  • 34
    Grignol VP, Olencki T, Relekar K, et al. A phase 2 trial of bevacizumab and high-dose interferon alpha 2B in metastatic melanoma. J Immunother. 2011;34:509515.
  • 35
    Kim KB, Sosman JA, Fruehauf JP, et al. BEAM: a randomized phase II study evaluating the activity of bevacizumab in combination with carboplatin plus paclitaxel in patients with previously untreated advanced melanoma. J Clin Oncol. 2012;30:3441.
  • 36
    Carbone DP, Salmon JS, Billheimer D, et al. VeriStrat classifier for survival and time to progression in non-small cell lung cancer (NSCLC) patients treated with erlotinib and bevacizumab. Lung Cancer. 2010;69:337340.
  • 37
    Chen CH, Wu PC, Liu YC. Intravitreal bevacizumab injection therapy for persistent macular edema after idiopathic macular epiretinal membrane surgery. J Ocul Pharmacol Ther. 2011;27:287292.
  • 38
    Ryan AM, Eppler DB, Hagler KE, et al. Preclinical safety evaluation of rhuMAbVEGF, an antiangiogenic humanized monoclonal antibody. Toxicol Pathol. 1999;27:7886.
  • 39
    Fangusaro J, Gururangan S, Jakacki RI, et al. Bevacizumab-associated osteonecrosis of the wrist and knee in three pediatric patients with recurrent CNS tumors. J Clin Oncol. 2013;31:e24e27.
  • 40
    Disel U, Besen AA, Ozyilkan O, Er E, Canpolat T. A case report of bevacizumab-related osteonecrosis of the jaw: old problem, new culprit. Oral Oncol. 2012;48:e2e3.
  • 41
    Van Poznak C. Osteonecrosis of the jaw and bevacizumab therapy. Breast Cancer Res Treat. 2010;122:189191.
  • 42
    Wynn RL. Bevacizumab (Avastin): An anti-angiogenic drug associated with osteonecrosis of the jaw. Gen Dent. 2011;59:410413.
  • 43
    Chen S 4th, Karnezis T, Davidson TM. Safety of intranasal Bevacizumab (avastin) treatment in patients with hereditary hemorrhagic telangiectasia-associated epistaxis. Laryngoscope. 2011;121:644646.
  • 44
    Yang SH, Lin JK, Chen WS, et al. Pneumothorax after bevacizumab-containing chemotherapy: a case report. Jpn J Clin Oncol. 2011;41:269271.
  • 45
    Guarneri V, Miles D, Robert N, et al. Bevacizumab and osteonecrosis of the jaw: incidence and association with bisphosphonate therapy in three large prospective trials in advanced breast cancer.

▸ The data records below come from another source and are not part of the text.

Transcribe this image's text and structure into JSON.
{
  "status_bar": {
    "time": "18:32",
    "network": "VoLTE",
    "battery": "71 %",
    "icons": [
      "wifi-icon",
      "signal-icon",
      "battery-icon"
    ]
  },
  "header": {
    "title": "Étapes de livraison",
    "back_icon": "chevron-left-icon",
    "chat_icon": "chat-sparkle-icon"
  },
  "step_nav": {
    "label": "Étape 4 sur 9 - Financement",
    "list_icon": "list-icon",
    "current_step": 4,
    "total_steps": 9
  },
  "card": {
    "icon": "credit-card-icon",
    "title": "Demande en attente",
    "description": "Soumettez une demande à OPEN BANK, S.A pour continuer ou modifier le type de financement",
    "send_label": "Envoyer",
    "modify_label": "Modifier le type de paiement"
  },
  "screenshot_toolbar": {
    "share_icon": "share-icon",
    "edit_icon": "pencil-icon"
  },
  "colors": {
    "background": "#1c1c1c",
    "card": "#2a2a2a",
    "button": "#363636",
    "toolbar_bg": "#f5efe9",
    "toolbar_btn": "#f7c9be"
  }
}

Breast Cancer Res Treat. 2010;122:181188.
  • 46
    Morris B, Partap S, Yeom K, Gibbs IC, Fisher PG, King AA. Cerebrovascular disease in childhood cancer survivors: A Children's Oncology Group Report. Neurology. 2009;73:19061913.
  • 47
    Rini BI, Garcia JA, Cooney MM, et al. Toxicity of sunitinib plus bevacizumab in renal cell carcinoma. J Clin Oncol. 2010;28:e284e285.
  • 48
    Glade Bender JL, Adamson PC, Reid JM, et al. Phase I trial and pharmacokinetic study of bevacizumab in pediatric patients with refractory solid tumors: a Children's Oncology Group Study. J Clin Oncol. 2008;26:399405.
  • 49
    Tong KA, Ashwal S, Obenaus A, Nickerson JP, Kido D, Haacke EM. Susceptibility-weighted MR imaging: a review of clinical applications in children. AJNR Am J Neuroradiol. 2008;29:917.
  • 50
    Hapani S, Sher A, Chu D, Wu S. Increased risk of serious hemorrhage with bevacizumab in cancer patients: a meta-analysis. Oncology. 2010;79:2738.
  • 51
    Zhu X, Wu S, Dahut WL, Parikh CR. Risks of proteinuria and hypertension with bevacizumab, an antibody against vascular endothelial growth factor: systematic review and meta-analysis. Am J Kidney Dis. 2007;49:186193.
  • 52
    Hayman SR, Leung N, Grande JP, Garovic VD. VEGF inhibition, hypertension, and renal toxicity. Curr Oncol Rep. 2012;14:285294.
  • 53
    Chen HX, Cleck JN. Adverse effects of anticancer agents that target the VEGF pathway. Nat Rev Clin Oncol. 2009;6:465477.